Thursday, 16 July 2015
16 July 1557: The Death of Anne of Cleves
Only weeks before her forty-second birthday, Anne of Cleves died at the manor of Chelsea on 16 July 1557. The second daughter of Duke William of Cleves, Anne had famously been queen of England for only six months, from January to July 1540. She had spent the remaining seventeen years of her life residing at one of her many properties, which included Richmond, Bletchingley and Hever Castle, the childhood home of her predecessor Anne Boleyn. Anne's final years were marked by obscurity, so much so that we cannot be sure of the cause of her death.
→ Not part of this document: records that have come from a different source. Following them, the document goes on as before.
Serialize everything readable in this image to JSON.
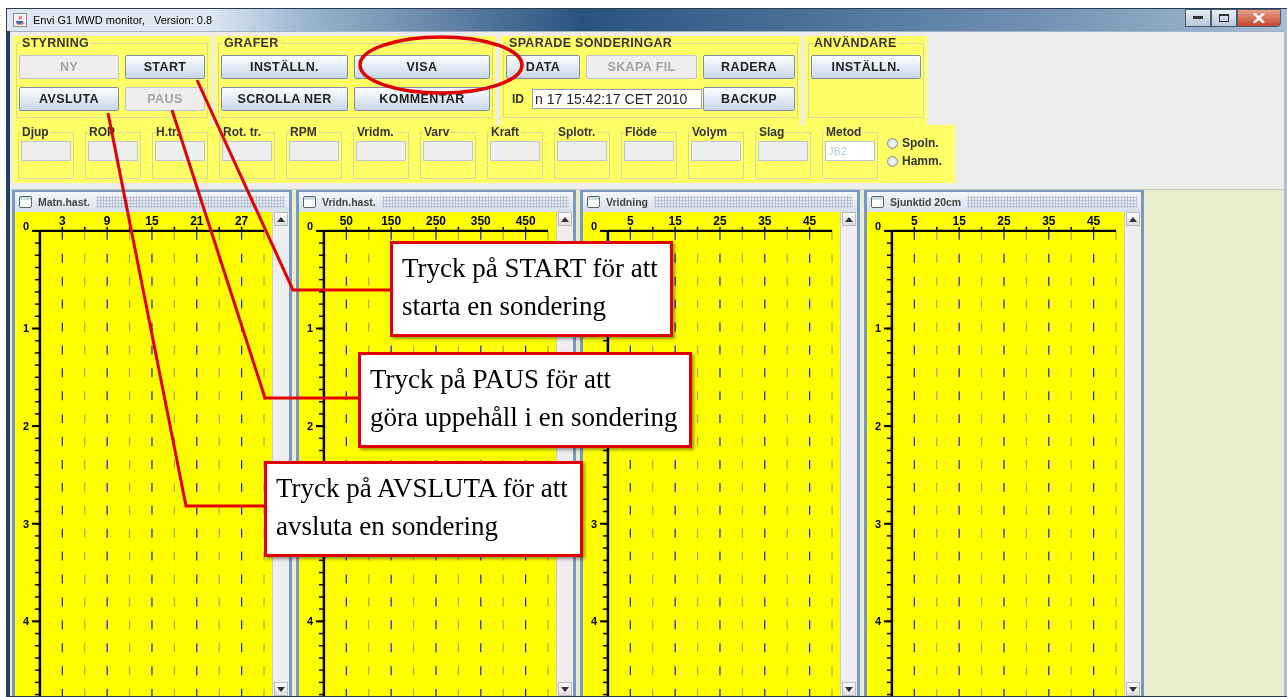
{
  "window": {
    "title": "Envi G1 MWD monitor,   Version: 0.8"
  },
  "control_groups": [
    {
      "title": "STYRNING",
      "items": [
        {
          "kind": "button",
          "label": "NY",
          "disabled": true
        },
        {
          "kind": "button",
          "label": "START",
          "disabled": false
        },
        {
          "kind": "button",
          "label": "AVSLUTA",
          "disabled": false
        },
        {
          "kind": "button",
          "label": "PAUS",
          "disabled": true
        }
      ]
    },
    {
      "title": "GRAFER",
      "items": [
        {
          "kind": "button",
          "label": "INSTÄLLN.",
          "disabled": false
        },
        {
          "kind": "button",
          "label": "VISA",
          "disabled": false
        },
        {
          "kind": "button",
          "label": "SCROLLA NER",
          "disabled": false
        },
        {
          "kind": "button",
          "label": "KOMMENTAR",
          "disabled": false
        }
      ]
    },
    {
      "title": "SPARADE SONDERINGAR",
      "items": [
        {
          "kind": "button",
          "label": "DATA",
          "disabled": false
        },
        {
          "kind": "button",
          "label": "SKAPA FIL",
          "disabled": true
        },
        {
          "kind": "button",
          "label": "RADERA",
          "disabled": false
        },
        {
          "kind": "field",
          "label": "ID",
          "value": "n 17 15:42:17 CET 2010"
        },
        {
          "kind": "button",
          "label": "BACKUP",
          "disabled": false
        }
      ]
    },
    {
      "title": "ANVÄNDARE",
      "items": [
        {
          "kind": "button",
          "label": "INSTÄLLN.",
          "disabled": false
        }
      ]
    }
  ],
  "readings": [
    {
      "label": "Djup"
    },
    {
      "label": "ROP"
    },
    {
      "label": "H.tr."
    },
    {
      "label": "Rot. tr."
    },
    {
      "label": "RPM"
    },
    {
      "label": "Vridm."
    },
    {
      "label": "Varv"
    },
    {
      "label": "Kraft"
    },
    {
      "label": "Splotr."
    },
    {
      "label": "Flöde"
    },
    {
      "label": "Volym"
    },
    {
      "label": "Slag"
    },
    {
      "label": "Metod",
      "value": "JB2",
      "disabled": true
    }
  ],
  "method_options": [
    {
      "label": "Spoln.",
      "selected": false
    },
    {
      "label": "Hamm.",
      "selected": false
    }
  ],
  "graph_frames": [
    {
      "title": "Matn.hast.",
      "x_labels": [
        "3",
        "9",
        "15",
        "21",
        "27"
      ],
      "y_ticks": [
        {
          "kind": "labeled",
          "label": "0"
        },
        {
          "kind": "labeled",
          "label": "1"
        },
        {
          "kind": "labeled",
          "label": "2"
        },
        {
          "kind": "labeled",
          "label": "3"
        },
        {
          "kind": "labeled",
          "label": "4"
        }
      ]
    },
    {
      "title": "Vridn.hast.",
      "x_labels": [
        "50",
        "150",
        "250",
        "350",
        "450"
      ],
      "y_ticks": [
        {
          "kind": "labeled",
          "label": "0"
        },
        {
          "kind": "labeled",
          "label": "1"
        },
        {
          "kind": "labeled",
          "label": "2"
        },
        {
          "kind": "plain"
        },
        {
          "kind": "labeled",
          "label": "4"
        }
      ]
    },
    {
      "title": "Vridning",
      "x_labels": [
        "5",
        "15",
        "25",
        "35",
        "45"
      ],
      "y_ticks": [
        {
          "kind": "labeled",
          "label": "0"
        },
        {
          "kind": "plain"
        },
        {
          "kind": "plain"
        },
        {
          "kind": "labeled",
          "label": "3"
        },
        {
          "kind": "labeled",
          "label": "4"
        }
      ]
    },
    {
      "title": "Sjunktid 20cm",
      "x_labels": [
        "5",
        "15",
        "25",
        "35",
        "45"
      ],
      "y_ticks": [
        {
          "kind": "labeled",
          "label": "0"
        },
        {
          "kind": "labeled",
          "label": "1"
        },
        {
          "kind": "labeled",
          "label": "2"
        },
        {
          "kind": "labeled",
          "label": "3"
        },
        {
          "kind": "labeled",
          "label": "4"
        }
      ]
    }
  ],
  "callouts": [
    {
      "lines": [
        "Tryck på START för att",
        "starta en sondering"
      ]
    },
    {
      "lines": [
        "Tryck på PAUS för att",
        "göra uppehåll i en sondering"
      ]
    },
    {
      "lines": [
        "Tryck på AVSLUTA för att",
        "avsluta en sondering"
      ]
    }
  ]
}
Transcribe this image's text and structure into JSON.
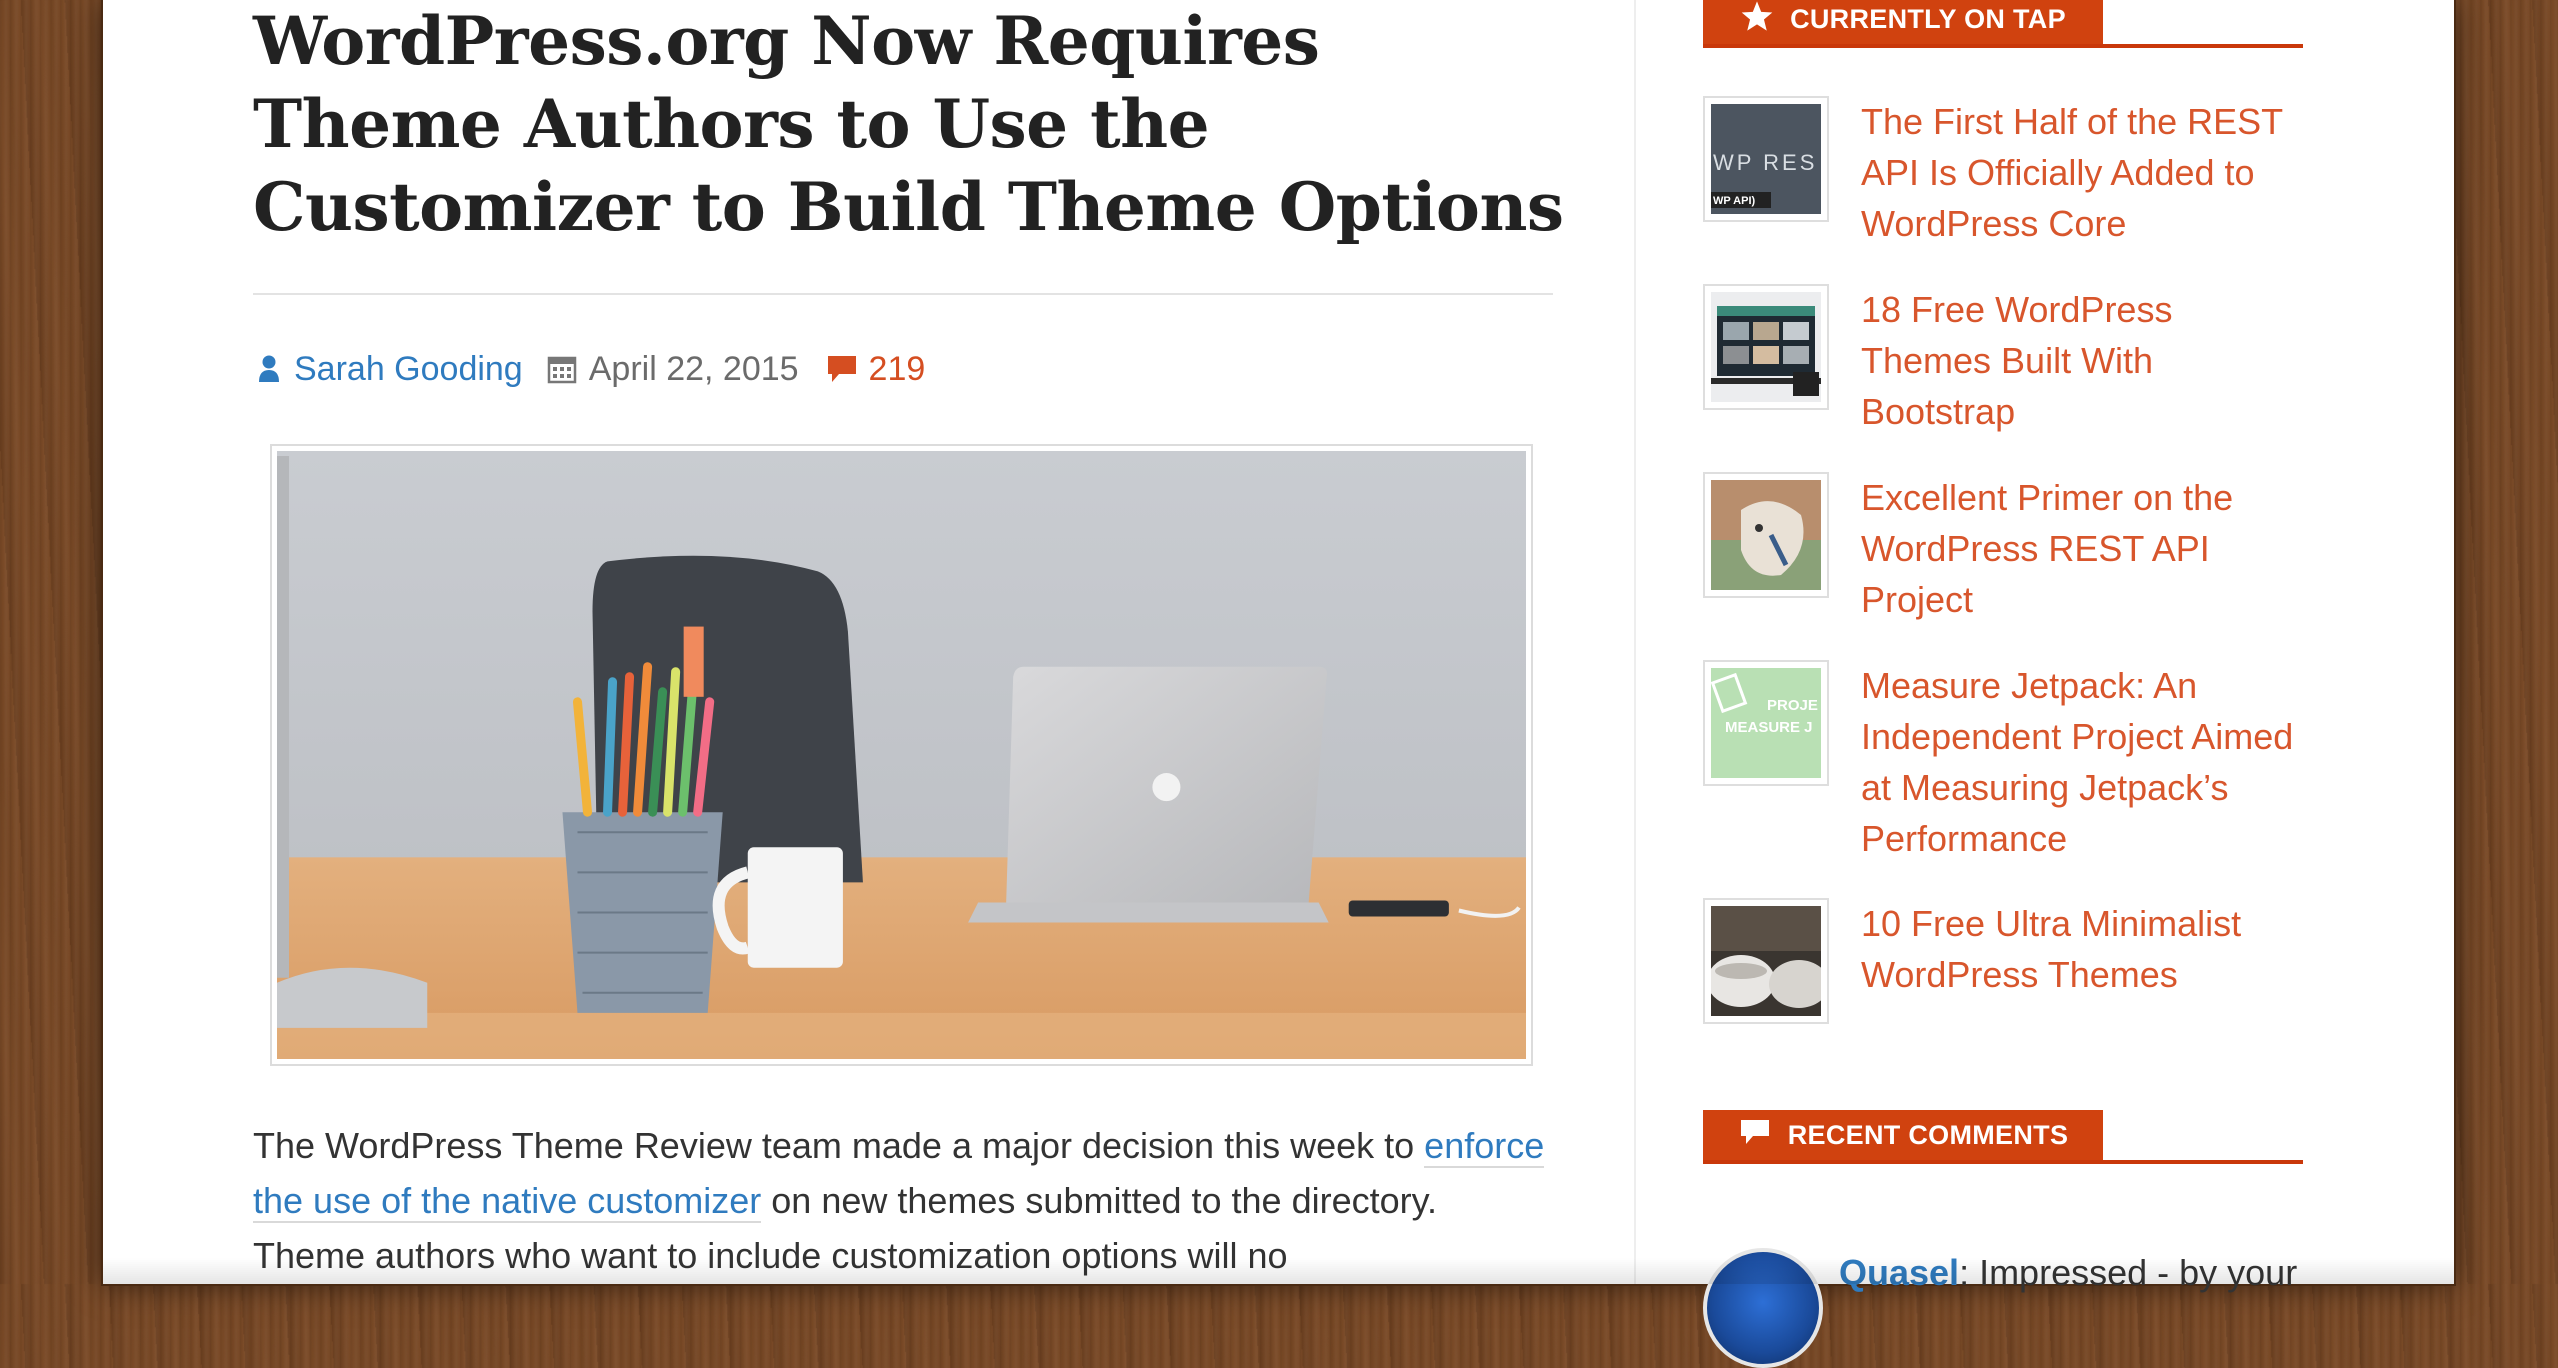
{
  "article": {
    "title": "WordPress.org Now Requires Theme Authors to Use the Customizer to Build Theme Options",
    "author": "Sarah Gooding",
    "date": "April 22, 2015",
    "comment_count": "219",
    "body_before_link": "The WordPress Theme Review team made a major decision this week to ",
    "body_link": "enforce the use of the native customizer",
    "body_after_link": " on new themes submitted to the directory. Theme authors who want to include customization options will no"
  },
  "sidebar": {
    "widget_currently": {
      "label": "CURRENTLY ON TAP",
      "icon": "star-icon"
    },
    "posts": [
      {
        "title": "The First Half of the REST API Is Officially Added to WordPress Core",
        "thumb_text": "WP RES",
        "thumb_badge": "WP API)"
      },
      {
        "title": "18 Free WordPress Themes Built With Bootstrap"
      },
      {
        "title": "Excellent Primer on the WordPress REST API Project"
      },
      {
        "title": "Measure Jetpack: An Independent Project Aimed at Measuring Jetpack’s Performance",
        "thumb_line1": "PROJE",
        "thumb_line2": "MEASURE J"
      },
      {
        "title": "10 Free Ultra Minimalist WordPress Themes"
      }
    ],
    "widget_recent_comments": {
      "label": "RECENT COMMENTS",
      "icon": "speech-bubble-icon"
    },
    "recent_comment": {
      "author": "Quasel",
      "text": ": Impressed - by your"
    }
  },
  "colors": {
    "accent": "#d0420f",
    "link_blue": "#2f7bbf",
    "post_link": "#d8562c",
    "title_text": "#222222"
  }
}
In popular culture, Anne continues to be thought of as the 'Flanders mare', the ugliest of Henry VIII's wives. However, contemporary evidence indicates that she was a beautiful, charming and pleasant young woman, rather than a frumpy, unattractive and dull matron. Even the French ambassador, who wrote disparagingly of her costume and manners, reported that she possessed 'middling beauty' and was 'of very assured and resolute countenance'. She was reputed to be kind, sweet-natured and polite, qualities which were borne out by the care she showed towards her stepdaughter Elizabeth Tudor and the interest she took in her servants' lives. Indeed, so popular was Anne as queen that an ambassador at court spoke of the widespread regret felt among her subjects that they were to lose 'the sweetest, most gracious and kindest queen they ever had or would desire'.
Although nowadays Anne of Cleves is regarded as the luckiest of Henry's unfortunate queens, she might not have agreed with this verdict herself. It is clear that she regarded the annulment of her marriage with humiliation and shame, and on more than one occasion she attempted to persuade the king to consider remarrying her. In the wake of Katherine Howard's downfall, Anne and her brother, the duke of Cleves, unsuccessfully pressed Henry to remarry her. She greeted Henry's final marriage to Katherine Parr with disapproval, and became depressed when the king did not communicate with her. Henry continued to treat her kindly, and the two appear to have enjoyed a warm relationship following their failed marriage. He subsequently granted her three manors in Kent (Kemsing, Seal and Hever) and continued to assist her financially. She was welcomed at court in 1543 and 1546, but following her former husband's death she desired to return home to Cleves.
Anne continued to feature in important public ceremonies, including the coronation of her former stepdaughter Mary Tudor in the autumn of 1553. However, her later life was marked by hardship and conflict with the government. Edward VI's Privy Council confiscated several of her properties, and an unpleasant household dispute between her servants reached the attention of her powerful brother. It is also possible that her previously close relationship with Queen Mary was damaged by Anne's rumoured involvement in Wyatt's Rebellion in 1554. The Imperial ambassador alleged that Anne 'was of the plot and intrigued with the Duke of Cleves to obtain help for Elizabeth', and whether or not this was true, the former queen was never again invited to court after 1554. Alternatively, this may have been because of Anne's failing health. She spent the last stage of her life at the manor of Chelsea, the former residence of her successor Katherine Parr. She bequeathed her jewellery to her former stepdaughters Mary and Elizabeth. On 4 August Anne was buried at Westminster Abbey, the only consort of Henry VIII to be interred there.
Anne was praised by Thomas Becon for her 'accustomed gentleness', while the chronicler Holinshed described her as 'a ladie of right commendable regards, courteous, gentle, a good housekeeper and verie bountifull to hir seruants'. Although she spent most of her life following the annulment of her marriage as a private person, she would have preferred to be remembered as queen of England, however briefly she occupied that position.